Invention of Artificial Satellites- Sputnik 1 at October, 1957

Artificial Satellite

“Sputnik 1 (The first Invention of Artificial Satellite) fascinated and frightened vast numbers of people.” By Don Mitchell, “Sputnik: 50 Years Ago”

Sputnik 1 was the first artificial Earth satellite. The Soviet Union launched the first artificial satellite, Sputnik 1, on October, 1957, thus triggering the space race with the United States.
Sputnik itself provided scientists with valuable information, even though it was not equipped with scientific instruments. The density of the upper atmosphere could be deduced from its drag on the orbit, and the propagation of its radio signals gave information about the ionosphere. Sputnik 1 was a nitrogen-filled sphere about the size of a beach ball-23 inched (58cm) across-which orbited the Earth every ninety-six minutes. It had four long, whip like aerials that transmitted information back to Earth. In November the year, Sputnik 2 carried a living passenger, the dog Laika, into space. (It is thought that Laika only survived a few hours rather than the intended ten days because of stress and overheating.) By August 1960, when Sputnik 5 was launched two dogs, forty mice, two rats, and a collection of plants had been sent into orbit. The goal was the manned exploration of space.

The United States were taken horribly by surprise by the Soviets achievement and responded by pumping money into space research and founding NASA, the National Aeronautics and Space Administration. Soon near-Earth space was being crisscrossed by a variety of artificial satellites.

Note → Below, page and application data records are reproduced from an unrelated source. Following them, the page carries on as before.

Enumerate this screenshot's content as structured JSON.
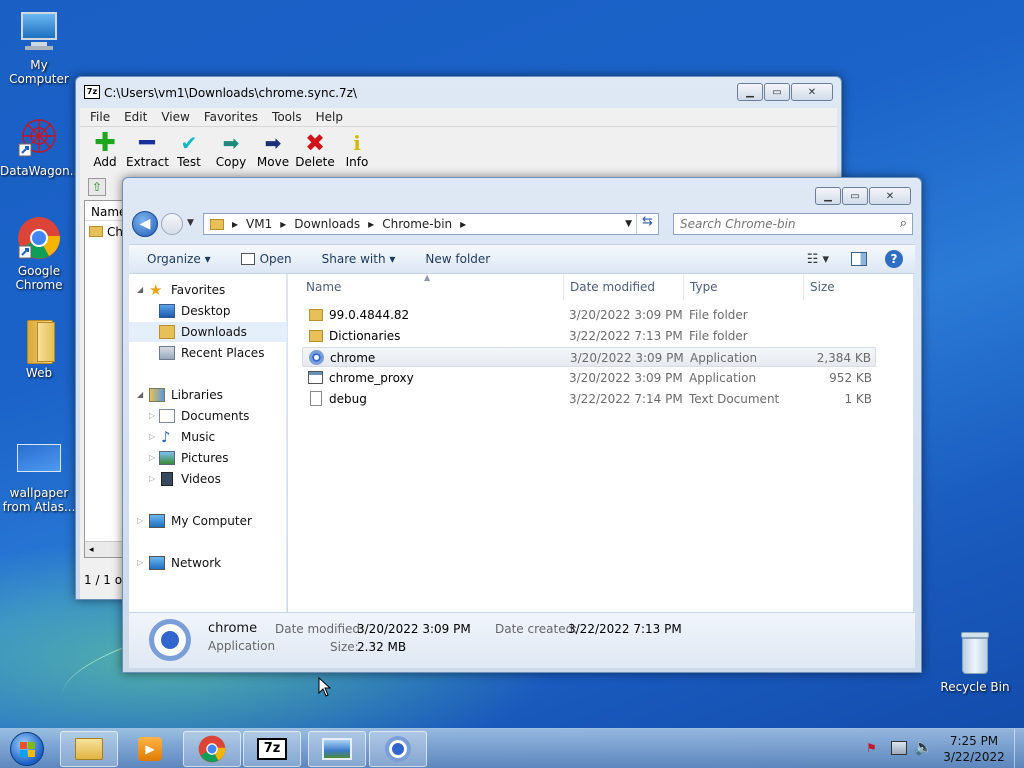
{
  "desktop": {
    "icons": [
      {
        "label": "My Computer"
      },
      {
        "label": "DataWagon..."
      },
      {
        "label": "Google Chrome"
      },
      {
        "label": "Web"
      },
      {
        "label": "wallpaper from Atlas..."
      },
      {
        "label": "Recycle Bin"
      }
    ]
  },
  "zip_window": {
    "title": "C:\\Users\\vm1\\Downloads\\chrome.sync.7z\\",
    "menu": [
      "File",
      "Edit",
      "View",
      "Favorites",
      "Tools",
      "Help"
    ],
    "toolbar": [
      {
        "label": "Add",
        "icon": "plus-icon"
      },
      {
        "label": "Extract",
        "icon": "minus-icon"
      },
      {
        "label": "Test",
        "icon": "check-icon"
      },
      {
        "label": "Copy",
        "icon": "copy-arrow-icon"
      },
      {
        "label": "Move",
        "icon": "move-arrow-icon"
      },
      {
        "label": "Delete",
        "icon": "x-icon"
      },
      {
        "label": "Info",
        "icon": "info-icon"
      }
    ],
    "list_header": "Name",
    "list_item": "Ch",
    "status": "1 / 1 ob"
  },
  "explorer": {
    "breadcrumb": [
      "VM1",
      "Downloads",
      "Chrome-bin"
    ],
    "search_placeholder": "Search Chrome-bin",
    "commands": {
      "organize": "Organize",
      "open": "Open",
      "share": "Share with",
      "new_folder": "New folder"
    },
    "nav": {
      "favorites": "Favorites",
      "desktop": "Desktop",
      "downloads": "Downloads",
      "recent": "Recent Places",
      "libraries": "Libraries",
      "documents": "Documents",
      "music": "Music",
      "pictures": "Pictures",
      "videos": "Videos",
      "computer": "My Computer",
      "network": "Network"
    },
    "columns": {
      "name": "Name",
      "date": "Date modified",
      "type": "Type",
      "size": "Size"
    },
    "files": [
      {
        "name": "99.0.4844.82",
        "date": "3/20/2022 3:09 PM",
        "type": "File folder",
        "size": ""
      },
      {
        "name": "Dictionaries",
        "date": "3/22/2022 7:13 PM",
        "type": "File folder",
        "size": ""
      },
      {
        "name": "chrome",
        "date": "3/20/2022 3:09 PM",
        "type": "Application",
        "size": "2,384 KB"
      },
      {
        "name": "chrome_proxy",
        "date": "3/20/2022 3:09 PM",
        "type": "Application",
        "size": "952 KB"
      },
      {
        "name": "debug",
        "date": "3/22/2022 7:14 PM",
        "type": "Text Document",
        "size": "1 KB"
      }
    ],
    "details": {
      "name": "chrome",
      "kind": "Application",
      "modified_label": "Date modified:",
      "modified": "3/20/2022 3:09 PM",
      "created_label": "Date created:",
      "created": "3/22/2022 7:13 PM",
      "size_label": "Size:",
      "size": "2.32 MB"
    }
  },
  "taskbar": {
    "clock_time": "7:25 PM",
    "clock_date": "3/22/2022"
  }
}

Around 40 countries have since manufactured and launched their own artificial satellites. About 3,000 useful satellites are thought to be orbiting Earth, along with 6,000 pieces of ‘space junk’ (such a empty fuel tanks and rocket boosters). Although artificial satellites have orbited the moon, the sun, asteroids, and planets, most are operated orbiting the Earth. They are used to study the universe, forecast weather, transmit telephone calls and television broadcast, and assist in sea and air navigation as well as military activities.